  1. Philippines—-Please Read & Heed! Do not look elsewhere, Listen to this man ‘A US-Trained Engineer MARK SANDOVAL and use his knowledge in rebuilding the typhoon ravaged part of this Philippine region.
    Not only his ideas will help the now and future residence of all the affected areas, to have a better habitable place, it will also help the economy, particularly “Tourism”.
    The example of the scientist in Japan 40 years ago, that built the wall and saved the town from the 2010 tsunami, is something we should emulate.
    Use all the international donations PROPERLY!

  2. I agree with the re-zoning effort which is badly needed for Tacloban to be a competitive city not just locally but also overseas. The coastal bayside areas in the city that starts from the Tacloban Park to San Fernando, San Jose all the way to the airport could be made into a grand parkway avenue with one side a walkway facing the bay and the other side business districts. This can be made the same as into the Roxas Bldv in Manila or even better. Before the super typhoon, the squatters have ruled these coastal areas. It is now a better opportunity after Yolanda to use these bayside areas to improve Tacloban not just for safety of the Filipinos but also for better pot for raising tax revenue, as these bayside areas are expensive real state properties for businesses and hotels. Example would be bayside restaurants, hotels, gift shops, and even food markets.

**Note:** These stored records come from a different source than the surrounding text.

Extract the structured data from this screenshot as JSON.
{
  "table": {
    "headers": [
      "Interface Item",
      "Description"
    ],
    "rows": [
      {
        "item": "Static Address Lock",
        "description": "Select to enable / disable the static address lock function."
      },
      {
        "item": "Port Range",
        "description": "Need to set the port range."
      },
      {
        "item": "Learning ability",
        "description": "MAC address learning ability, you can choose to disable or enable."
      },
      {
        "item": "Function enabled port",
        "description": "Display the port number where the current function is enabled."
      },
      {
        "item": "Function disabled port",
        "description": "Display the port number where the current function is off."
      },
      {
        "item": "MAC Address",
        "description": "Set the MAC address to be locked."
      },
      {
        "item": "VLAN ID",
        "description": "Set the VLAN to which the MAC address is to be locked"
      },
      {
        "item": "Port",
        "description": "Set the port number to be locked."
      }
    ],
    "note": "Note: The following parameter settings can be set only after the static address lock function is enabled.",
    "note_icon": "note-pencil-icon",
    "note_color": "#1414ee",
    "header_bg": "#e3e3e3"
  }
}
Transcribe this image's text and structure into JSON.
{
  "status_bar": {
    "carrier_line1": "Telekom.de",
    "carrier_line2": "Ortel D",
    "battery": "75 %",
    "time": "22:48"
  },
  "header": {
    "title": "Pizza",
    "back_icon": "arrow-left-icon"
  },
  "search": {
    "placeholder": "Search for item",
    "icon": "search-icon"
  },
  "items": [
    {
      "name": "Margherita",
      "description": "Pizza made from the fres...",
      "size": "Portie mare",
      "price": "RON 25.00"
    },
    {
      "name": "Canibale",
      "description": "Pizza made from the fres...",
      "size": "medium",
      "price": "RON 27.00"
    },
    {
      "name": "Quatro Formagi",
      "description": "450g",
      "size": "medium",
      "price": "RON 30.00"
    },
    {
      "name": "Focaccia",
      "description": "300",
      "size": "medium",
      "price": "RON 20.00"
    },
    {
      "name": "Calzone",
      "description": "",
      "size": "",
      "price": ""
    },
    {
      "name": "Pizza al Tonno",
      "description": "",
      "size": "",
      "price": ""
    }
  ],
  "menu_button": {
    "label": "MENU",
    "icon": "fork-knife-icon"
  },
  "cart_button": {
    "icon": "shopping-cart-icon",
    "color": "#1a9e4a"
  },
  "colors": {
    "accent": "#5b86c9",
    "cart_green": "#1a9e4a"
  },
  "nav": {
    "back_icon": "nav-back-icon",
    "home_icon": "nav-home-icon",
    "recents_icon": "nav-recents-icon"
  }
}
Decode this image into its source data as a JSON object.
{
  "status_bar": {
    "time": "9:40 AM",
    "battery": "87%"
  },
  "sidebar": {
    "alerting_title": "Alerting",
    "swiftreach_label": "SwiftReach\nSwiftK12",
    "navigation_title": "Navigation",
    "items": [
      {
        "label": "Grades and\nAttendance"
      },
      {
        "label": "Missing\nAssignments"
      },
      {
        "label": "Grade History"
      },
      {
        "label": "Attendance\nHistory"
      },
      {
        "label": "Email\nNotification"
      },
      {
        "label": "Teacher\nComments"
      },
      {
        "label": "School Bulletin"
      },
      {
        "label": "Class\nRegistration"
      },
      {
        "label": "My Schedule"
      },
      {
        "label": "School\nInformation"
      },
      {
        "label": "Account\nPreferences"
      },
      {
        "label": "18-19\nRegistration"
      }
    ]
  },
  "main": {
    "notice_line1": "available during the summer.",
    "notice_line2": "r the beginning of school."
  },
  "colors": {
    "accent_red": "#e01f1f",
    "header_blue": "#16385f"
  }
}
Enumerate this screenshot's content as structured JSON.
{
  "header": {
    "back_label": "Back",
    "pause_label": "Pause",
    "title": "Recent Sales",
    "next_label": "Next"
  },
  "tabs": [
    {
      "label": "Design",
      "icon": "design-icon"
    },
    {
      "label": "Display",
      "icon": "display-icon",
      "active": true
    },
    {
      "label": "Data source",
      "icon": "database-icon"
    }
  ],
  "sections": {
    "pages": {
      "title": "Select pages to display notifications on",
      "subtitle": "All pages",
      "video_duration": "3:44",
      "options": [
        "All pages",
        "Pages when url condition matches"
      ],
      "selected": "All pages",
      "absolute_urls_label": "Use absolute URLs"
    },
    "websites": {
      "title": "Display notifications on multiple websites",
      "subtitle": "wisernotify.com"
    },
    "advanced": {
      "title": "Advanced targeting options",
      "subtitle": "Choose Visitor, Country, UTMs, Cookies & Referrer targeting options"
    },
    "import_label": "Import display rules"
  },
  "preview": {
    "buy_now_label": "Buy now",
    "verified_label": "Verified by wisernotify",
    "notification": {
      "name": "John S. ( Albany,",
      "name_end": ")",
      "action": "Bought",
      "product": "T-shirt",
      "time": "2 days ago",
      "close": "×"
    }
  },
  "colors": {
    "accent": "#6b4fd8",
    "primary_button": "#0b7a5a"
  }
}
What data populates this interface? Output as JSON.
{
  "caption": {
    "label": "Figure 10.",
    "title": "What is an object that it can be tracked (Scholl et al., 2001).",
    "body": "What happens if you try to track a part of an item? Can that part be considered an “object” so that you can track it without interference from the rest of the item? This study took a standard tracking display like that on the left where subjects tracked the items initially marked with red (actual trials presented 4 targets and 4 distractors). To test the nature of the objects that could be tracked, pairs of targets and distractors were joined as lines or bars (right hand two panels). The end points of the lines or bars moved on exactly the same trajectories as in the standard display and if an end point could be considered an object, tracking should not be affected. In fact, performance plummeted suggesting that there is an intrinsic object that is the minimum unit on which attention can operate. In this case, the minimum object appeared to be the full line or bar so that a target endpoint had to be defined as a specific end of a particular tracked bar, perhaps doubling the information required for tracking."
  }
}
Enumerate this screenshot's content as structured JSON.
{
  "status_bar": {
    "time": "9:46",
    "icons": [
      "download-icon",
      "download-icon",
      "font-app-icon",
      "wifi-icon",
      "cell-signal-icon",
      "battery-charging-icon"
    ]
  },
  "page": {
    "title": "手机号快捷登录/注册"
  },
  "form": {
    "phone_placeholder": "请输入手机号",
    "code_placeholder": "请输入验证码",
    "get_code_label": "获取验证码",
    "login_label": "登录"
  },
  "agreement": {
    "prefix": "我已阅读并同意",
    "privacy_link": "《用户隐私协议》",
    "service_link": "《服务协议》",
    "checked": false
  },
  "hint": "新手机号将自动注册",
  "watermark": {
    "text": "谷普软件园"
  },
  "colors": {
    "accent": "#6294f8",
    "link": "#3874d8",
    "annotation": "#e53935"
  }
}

  3. Allan rey esmael on

    Hope all our government officials can read this and act accordingly to prevent future losses and save lives…

  4. Mr. Sandoval’s suggestion makes a whole lot of sense for the country. Question is, would someone listen?

  5. Yes, urban planning is the future for places vulnerable to calamities. Land mass without mountainous terrain facing big body of waters could be easily engulf by tsunami type disaster like of Yolanda and this area is not an ideal place for residential nor commercial but suited for park and tourist like destination that in the wake of typhoon can be easily abandon.

    We need scientific planning that include geological survey of the fault, terrain study to determine the best defense that can be constructed to minimize catastrophic effect of calamity cause by sea and earth quake. It is next to impossible to prevent mother’s nature wrath but it can be minimize by proper wall defense and zoning for people to dwell.

  6. that is what lacking in the PHL. zoning and planning. the zoning is not enforced plus the government workers like inspectors can be bribed and not serious with their jobs and duties. its a laid back country. Filipinos did this to themselves if they want to get serious just learn from the Japananese and American style of management and governance and that is enforcement enforcement and planning and planning.